Return exactly the run of lines that begins at the line containing "Serialize everything readable" and ends at the last line of the material below; pictures stay out.
+-------+
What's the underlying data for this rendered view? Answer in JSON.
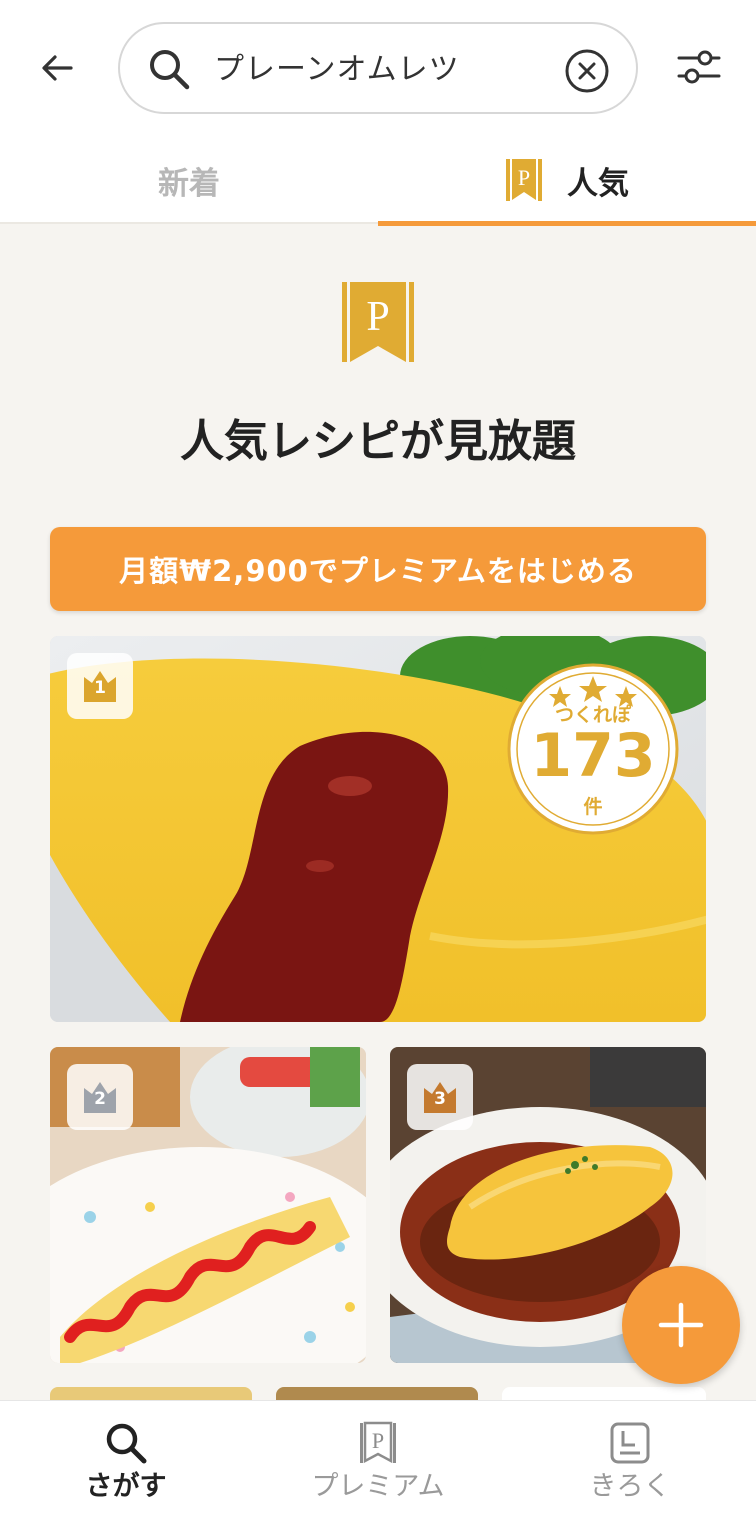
{
  "search": {
    "query": "プレーンオムレツ"
  },
  "tabs": [
    {
      "label": "新着",
      "active": false
    },
    {
      "label": "人気",
      "active": true
    }
  ],
  "promo": {
    "logo_letter": "P",
    "title": "人気レシピが見放題",
    "cta_label": "月額₩2,900でプレミアムをはじめる"
  },
  "recipes": [
    {
      "rank": "1",
      "tsukurepo_label": "つくれぽ",
      "tsukurepo_count": "173",
      "tsukurepo_unit": "件"
    },
    {
      "rank": "2"
    },
    {
      "rank": "3"
    }
  ],
  "bottom_nav": {
    "items": [
      {
        "label": "さがす",
        "icon": "search-icon",
        "active": true
      },
      {
        "label": "プレミアム",
        "icon": "premium-icon",
        "active": false
      },
      {
        "label": "きろく",
        "icon": "record-icon",
        "active": false
      }
    ]
  },
  "colors": {
    "accent": "#f59a3a",
    "gold": "#e0ab33",
    "background": "#f6f4f0",
    "rank_gold": "#dba52d",
    "rank_silver": "#9ea3ab",
    "rank_bronze": "#c47a2f"
  }
}
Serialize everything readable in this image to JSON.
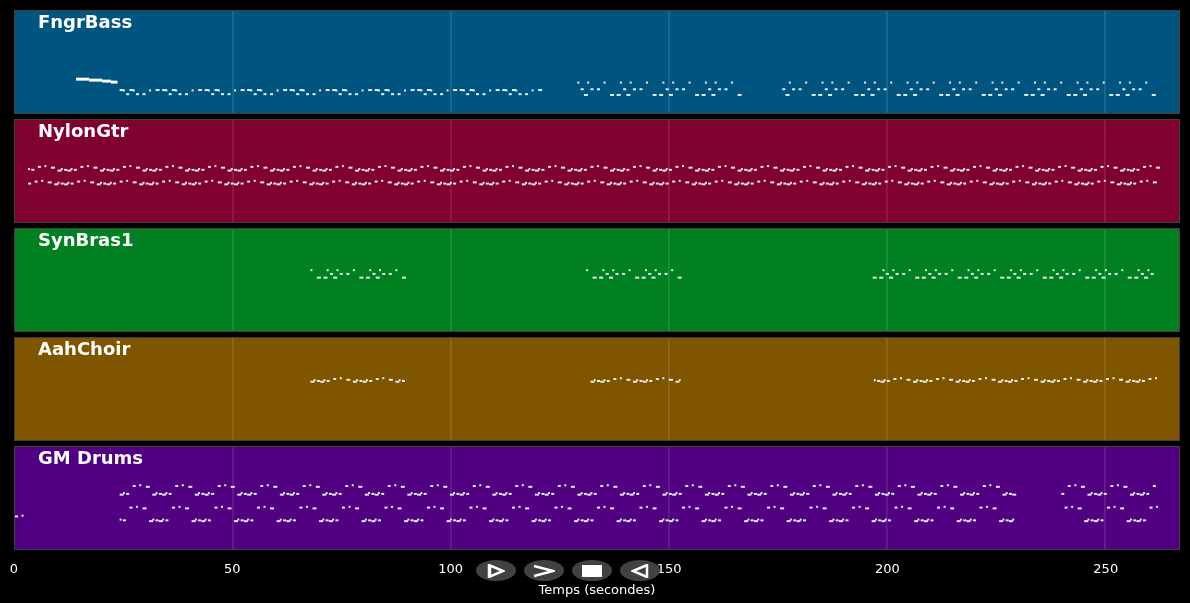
{
  "tracks": [
    {
      "name": "FngrBass",
      "color": "#005580"
    },
    {
      "name": "NylonGtr",
      "color": "#800030"
    },
    {
      "name": "SynBras1",
      "color": "#008020"
    },
    {
      "name": "AahChoir",
      "color": "#805500"
    },
    {
      "name": "GM Drums",
      "color": "#500080"
    }
  ],
  "x_axis": {
    "ticks": [
      "0",
      "50",
      "100",
      "150",
      "200",
      "250"
    ],
    "label": "Temps (secondes)"
  },
  "controls": [
    {
      "kind": "play"
    },
    {
      "kind": "forward"
    },
    {
      "kind": "stop"
    },
    {
      "kind": "back"
    }
  ]
}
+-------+
• _RESPONSE BELOW_
Serialize everything readable in this image to JSON.
{
  "tracks": [
    {
      "name": "FngrBass",
      "color": "#005580"
    },
    {
      "name": "NylonGtr",
      "color": "#800030"
    },
    {
      "name": "SynBras1",
      "color": "#008020"
    },
    {
      "name": "AahChoir",
      "color": "#805500"
    },
    {
      "name": "GM Drums",
      "color": "#500080"
    }
  ],
  "x_axis": {
    "ticks": [
      "0",
      "50",
      "100",
      "150",
      "200",
      "250"
    ],
    "label": "Temps (secondes)"
  },
  "controls": [
    {
      "kind": "play"
    },
    {
      "kind": "forward"
    },
    {
      "kind": "stop"
    },
    {
      "kind": "back"
    }
  ]
}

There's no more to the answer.